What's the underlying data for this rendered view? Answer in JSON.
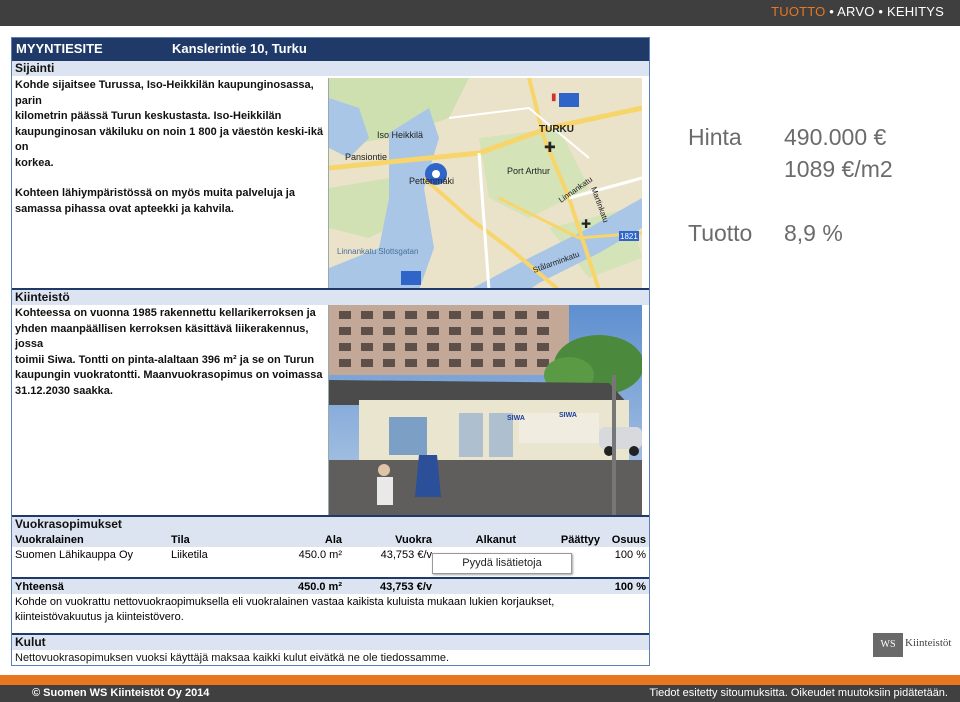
{
  "header": {
    "tagline": {
      "w1": "TUOTTO",
      "sep1": " • ",
      "w2": "ARVO",
      "sep2": " • ",
      "w3": "KEHITYS"
    }
  },
  "listing": {
    "label": "MYYNTIESITE",
    "address": "Kanslerintie 10, Turku",
    "sijainti": {
      "title": "Sijainti",
      "p1": [
        "Kohde sijaitsee Turussa, Iso-Heikkilän kaupunginosassa, parin",
        "kilometrin päässä Turun keskustasta. Iso-Heikkilän",
        "kaupunginosan väkiluku on noin 1 800 ja väestön keski-ikä on",
        "korkea."
      ],
      "p2": [
        "Kohteen lähiympäristössä on myös muita palveluja ja",
        "samassa pihassa ovat apteekki ja kahvila."
      ]
    },
    "kiinteisto": {
      "title": "Kiinteistö",
      "lines": [
        "Kohteessa on vuonna 1985 rakennettu kellarikerroksen ja",
        "yhden maanpäällisen kerroksen käsittävä liikerakennus, jossa",
        "toimii Siwa. Tontti on pinta-alaltaan 396 m² ja se on Turun",
        "kaupungin vuokratontti. Maanvuokrasopimus on voimassa",
        "31.12.2030 saakka."
      ]
    },
    "map_labels": {
      "turku": "TURKU",
      "iso_heikkila": "Iso Heikkilä",
      "pansiontie": "Pansiontie",
      "pettenmaki": "Pettenmäki",
      "port_arthur": "Port Arthur",
      "linnankatu": "Linnankatu",
      "martinkatu": "Martinkatu",
      "slottsgatan": "Linnankatu Slottsgatan",
      "stalarminkatu": "Stålarminkatu",
      "road_num": "1821"
    },
    "photo_signs": {
      "sign1": "SIWA",
      "sign2": "SIWA"
    },
    "vuokrasopimukset": {
      "title": "Vuokrasopimukset",
      "columns": [
        "Vuokralainen",
        "Tila",
        "Ala",
        "Vuokra",
        "Alkanut",
        "Päättyy",
        "Osuus"
      ],
      "rows": [
        {
          "tenant": "Suomen Lähikauppa Oy",
          "space": "Liiketila",
          "area": "450.0 m²",
          "rent": "43,753 €/v",
          "start": "",
          "end": "",
          "share": "100 %"
        }
      ],
      "total_label": "Yhteensä",
      "total_area": "450.0 m²",
      "total_rent": "43,753 €/v",
      "total_share": "100 %",
      "notes": [
        "Kohde on vuokrattu nettovuokraopimuksella eli vuokralainen vastaa kaikista kuluista mukaan lukien korjaukset,",
        "kiinteistövakuutus ja kiinteistövero."
      ]
    },
    "kulut": {
      "title": "Kulut",
      "text": "Nettovuokrasopimuksen vuoksi käyttäjä maksaa kaikki kulut eivätkä ne ole tiedossamme."
    },
    "request_button": "Pyydä lisätietoja"
  },
  "summary": {
    "price_label": "Hinta",
    "price": "490.000 €",
    "price_per_m2": "1089 €/m2",
    "yield_label": "Tuotto",
    "yield": "8,9 %"
  },
  "logo": {
    "mark": "WS",
    "name": "Kiinteistöt"
  },
  "footer": {
    "copyright": "© Suomen WS Kiinteistöt Oy 2014",
    "disclaimer": "Tiedot esitetty sitoumuksitta. Oikeudet muutoksiin pidätetään."
  },
  "colors": {
    "accent": "#e87722",
    "navy": "#1f3a68",
    "section_bg": "#dbe4f0",
    "bar": "#404040"
  }
}
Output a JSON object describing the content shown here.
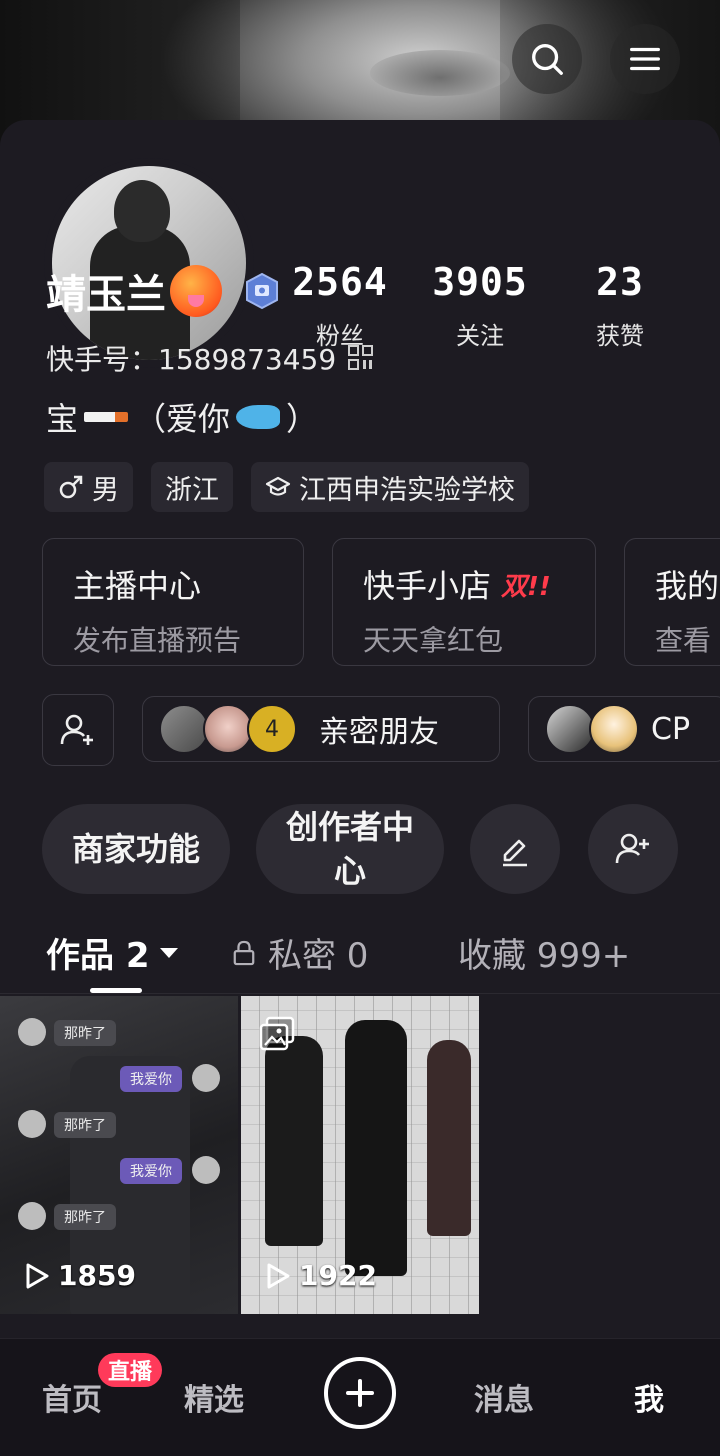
{
  "header": {
    "search_icon": "search-icon",
    "menu_icon": "hamburger-menu-icon"
  },
  "profile": {
    "stats": [
      {
        "value": "2564",
        "label": "粉丝"
      },
      {
        "value": "3905",
        "label": "关注"
      },
      {
        "value": "23",
        "label": "获赞"
      }
    ],
    "nickname": "靖玉兰",
    "account_id": "快手号：1589873459",
    "bio_prefix": "宝",
    "bio_suffix": "（爱你",
    "bio_end": "）",
    "tags": [
      {
        "label": "男",
        "icon": "male-icon"
      },
      {
        "label": "浙江"
      },
      {
        "label": "江西申浩实验学校",
        "icon": "school-icon"
      }
    ]
  },
  "services": [
    {
      "title": "主播中心",
      "sub": "发布直播预告"
    },
    {
      "title": "快手小店",
      "hot": "双!!",
      "sub": "天天拿红包"
    },
    {
      "title": "我的",
      "sub": "查看"
    }
  ],
  "social": {
    "friends_count": "4",
    "friends_label": "亲密朋友",
    "cp_label": "CP"
  },
  "actions": {
    "merchant": "商家功能",
    "creator_line1": "创作者中",
    "creator_line2": "心"
  },
  "tabs": {
    "works": "作品 2",
    "private": "私密 0",
    "favorites": "收藏 999+"
  },
  "grid": [
    {
      "play_count": "1859",
      "chat": {
        "left": "那昨了",
        "right": "我爱你"
      }
    },
    {
      "play_count": "1922"
    }
  ],
  "bottom_nav": {
    "home": "首页",
    "live_badge": "直播",
    "featured": "精选",
    "messages": "消息",
    "me": "我"
  },
  "colors": {
    "background": "#1d1b22",
    "live_badge": "#ff3a5a",
    "hot_text": "#ff3b4b"
  }
}
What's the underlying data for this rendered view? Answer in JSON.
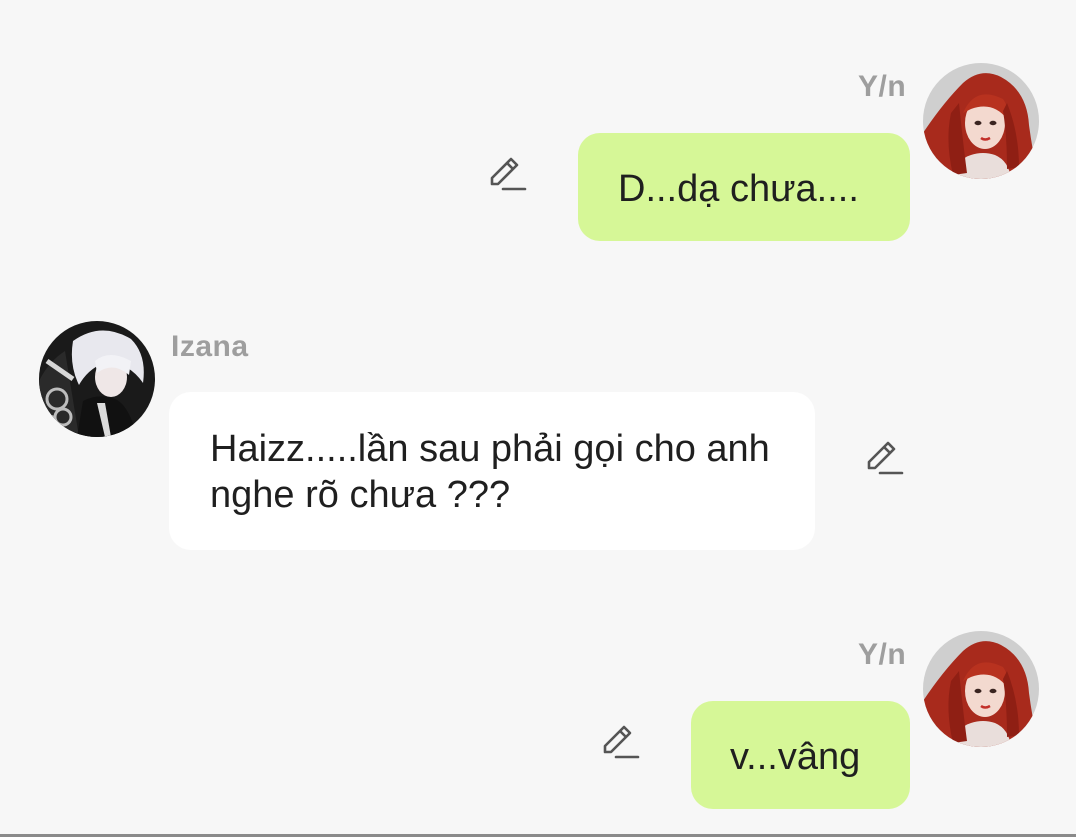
{
  "messages": [
    {
      "sender": "Y/n",
      "side": "right",
      "text": "D...dạ chưa....",
      "avatar_icon": "red-haired-girl-avatar"
    },
    {
      "sender": "Izana",
      "side": "left",
      "text": "Haizz.....lần sau phải gọi cho anh nghe rõ chưa ???",
      "avatar_icon": "white-haired-boy-avatar"
    },
    {
      "sender": "Y/n",
      "side": "right",
      "text": "v...vâng",
      "avatar_icon": "red-haired-girl-avatar"
    }
  ],
  "icons": {
    "edit": "pencil-edit-icon"
  },
  "colors": {
    "background": "#f7f7f7",
    "my_bubble": "#d6f797",
    "their_bubble": "#ffffff",
    "name_text": "#9e9e9e",
    "message_text": "#1f1f1f"
  }
}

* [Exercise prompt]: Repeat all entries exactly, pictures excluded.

* [Task solution]:
What's the underlying data for this rendered view? Answer in JSON.
{
  "header": {
    "tagline": {
      "w1": "TUOTTO",
      "sep1": " • ",
      "w2": "ARVO",
      "sep2": " • ",
      "w3": "KEHITYS"
    }
  },
  "listing": {
    "label": "MYYNTIESITE",
    "address": "Kanslerintie 10, Turku",
    "sijainti": {
      "title": "Sijainti",
      "p1": [
        "Kohde sijaitsee Turussa, Iso-Heikkilän kaupunginosassa, parin",
        "kilometrin päässä Turun keskustasta. Iso-Heikkilän",
        "kaupunginosan väkiluku on noin 1 800 ja väestön keski-ikä on",
        "korkea."
      ],
      "p2": [
        "Kohteen lähiympäristössä on myös muita palveluja ja",
        "samassa pihassa ovat apteekki ja kahvila."
      ]
    },
    "kiinteisto": {
      "title": "Kiinteistö",
      "lines": [
        "Kohteessa on vuonna 1985 rakennettu kellarikerroksen ja",
        "yhden maanpäällisen kerroksen käsittävä liikerakennus, jossa",
        "toimii Siwa. Tontti on pinta-alaltaan 396 m² ja se on Turun",
        "kaupungin vuokratontti. Maanvuokrasopimus on voimassa",
        "31.12.2030 saakka."
      ]
    },
    "map_labels": {
      "turku": "TURKU",
      "iso_heikkila": "Iso Heikkilä",
      "pansiontie": "Pansiontie",
      "pettenmaki": "Pettenmäki",
      "port_arthur": "Port Arthur",
      "linnankatu": "Linnankatu",
      "martinkatu": "Martinkatu",
      "slottsgatan": "Linnankatu Slottsgatan",
      "stalarminkatu": "Stålarminkatu",
      "road_num": "1821"
    },
    "photo_signs": {
      "sign1": "SIWA",
      "sign2": "SIWA"
    },
    "vuokrasopimukset": {
      "title": "Vuokrasopimukset",
      "columns": [
        "Vuokralainen",
        "Tila",
        "Ala",
        "Vuokra",
        "Alkanut",
        "Päättyy",
        "Osuus"
      ],
      "rows": [
        {
          "tenant": "Suomen Lähikauppa Oy",
          "space": "Liiketila",
          "area": "450.0 m²",
          "rent": "43,753 €/v",
          "start": "",
          "end": "",
          "share": "100 %"
        }
      ],
      "total_label": "Yhteensä",
      "total_area": "450.0 m²",
      "total_rent": "43,753 €/v",
      "total_share": "100 %",
      "notes": [
        "Kohde on vuokrattu nettovuokraopimuksella eli vuokralainen vastaa kaikista kuluista mukaan lukien korjaukset,",
        "kiinteistövakuutus ja kiinteistövero."
      ]
    },
    "kulut": {
      "title": "Kulut",
      "text": "Nettovuokrasopimuksen vuoksi käyttäjä maksaa kaikki kulut eivätkä ne ole tiedossamme."
    },
    "request_button": "Pyydä lisätietoja"
  },
  "summary": {
    "price_label": "Hinta",
    "price": "490.000 €",
    "price_per_m2": "1089 €/m2",
    "yield_label": "Tuotto",
    "yield": "8,9 %"
  },
  "logo": {
    "mark": "WS",
    "name": "Kiinteistöt"
  },
  "footer": {
    "copyright": "© Suomen WS Kiinteistöt Oy 2014",
    "disclaimer": "Tiedot esitetty sitoumuksitta. Oikeudet muutoksiin pidätetään."
  },
  "colors": {
    "accent": "#e87722",
    "navy": "#1f3a68",
    "section_bg": "#dbe4f0",
    "bar": "#404040"
  }
}
Output a JSON object describing the content shown here.
{
  "header": {
    "search_icon": "search-icon",
    "menu_icon": "hamburger-menu-icon"
  },
  "profile": {
    "stats": [
      {
        "value": "2564",
        "label": "粉丝"
      },
      {
        "value": "3905",
        "label": "关注"
      },
      {
        "value": "23",
        "label": "获赞"
      }
    ],
    "nickname": "靖玉兰",
    "account_id": "快手号：1589873459",
    "bio_prefix": "宝",
    "bio_suffix": "（爱你",
    "bio_end": "）",
    "tags": [
      {
        "label": "男",
        "icon": "male-icon"
      },
      {
        "label": "浙江"
      },
      {
        "label": "江西申浩实验学校",
        "icon": "school-icon"
      }
    ]
  },
  "services": [
    {
      "title": "主播中心",
      "sub": "发布直播预告"
    },
    {
      "title": "快手小店",
      "hot": "双!!",
      "sub": "天天拿红包"
    },
    {
      "title": "我的",
      "sub": "查看"
    }
  ],
  "social": {
    "friends_count": "4",
    "friends_label": "亲密朋友",
    "cp_label": "CP"
  },
  "actions": {
    "merchant": "商家功能",
    "creator_line1": "创作者中",
    "creator_line2": "心"
  },
  "tabs": {
    "works": "作品 2",
    "private": "私密 0",
    "favorites": "收藏 999+"
  },
  "grid": [
    {
      "play_count": "1859",
      "chat": {
        "left": "那昨了",
        "right": "我爱你"
      }
    },
    {
      "play_count": "1922"
    }
  ],
  "bottom_nav": {
    "home": "首页",
    "live_badge": "直播",
    "featured": "精选",
    "messages": "消息",
    "me": "我"
  },
  "colors": {
    "background": "#1d1b22",
    "live_badge": "#ff3a5a",
    "hot_text": "#ff3b4b"
  }
}
What's the underlying data for this rendered view? Answer in JSON.
{
  "messages": [
    {
      "sender": "Y/n",
      "side": "right",
      "text": "D...dạ chưa....",
      "avatar_icon": "red-haired-girl-avatar"
    },
    {
      "sender": "Izana",
      "side": "left",
      "text": "Haizz.....lần sau phải gọi cho anh nghe rõ chưa ???",
      "avatar_icon": "white-haired-boy-avatar"
    },
    {
      "sender": "Y/n",
      "side": "right",
      "text": "v...vâng",
      "avatar_icon": "red-haired-girl-avatar"
    }
  ],
  "icons": {
    "edit": "pencil-edit-icon"
  },
  "colors": {
    "background": "#f7f7f7",
    "my_bubble": "#d6f797",
    "their_bubble": "#ffffff",
    "name_text": "#9e9e9e",
    "message_text": "#1f1f1f"
  }
}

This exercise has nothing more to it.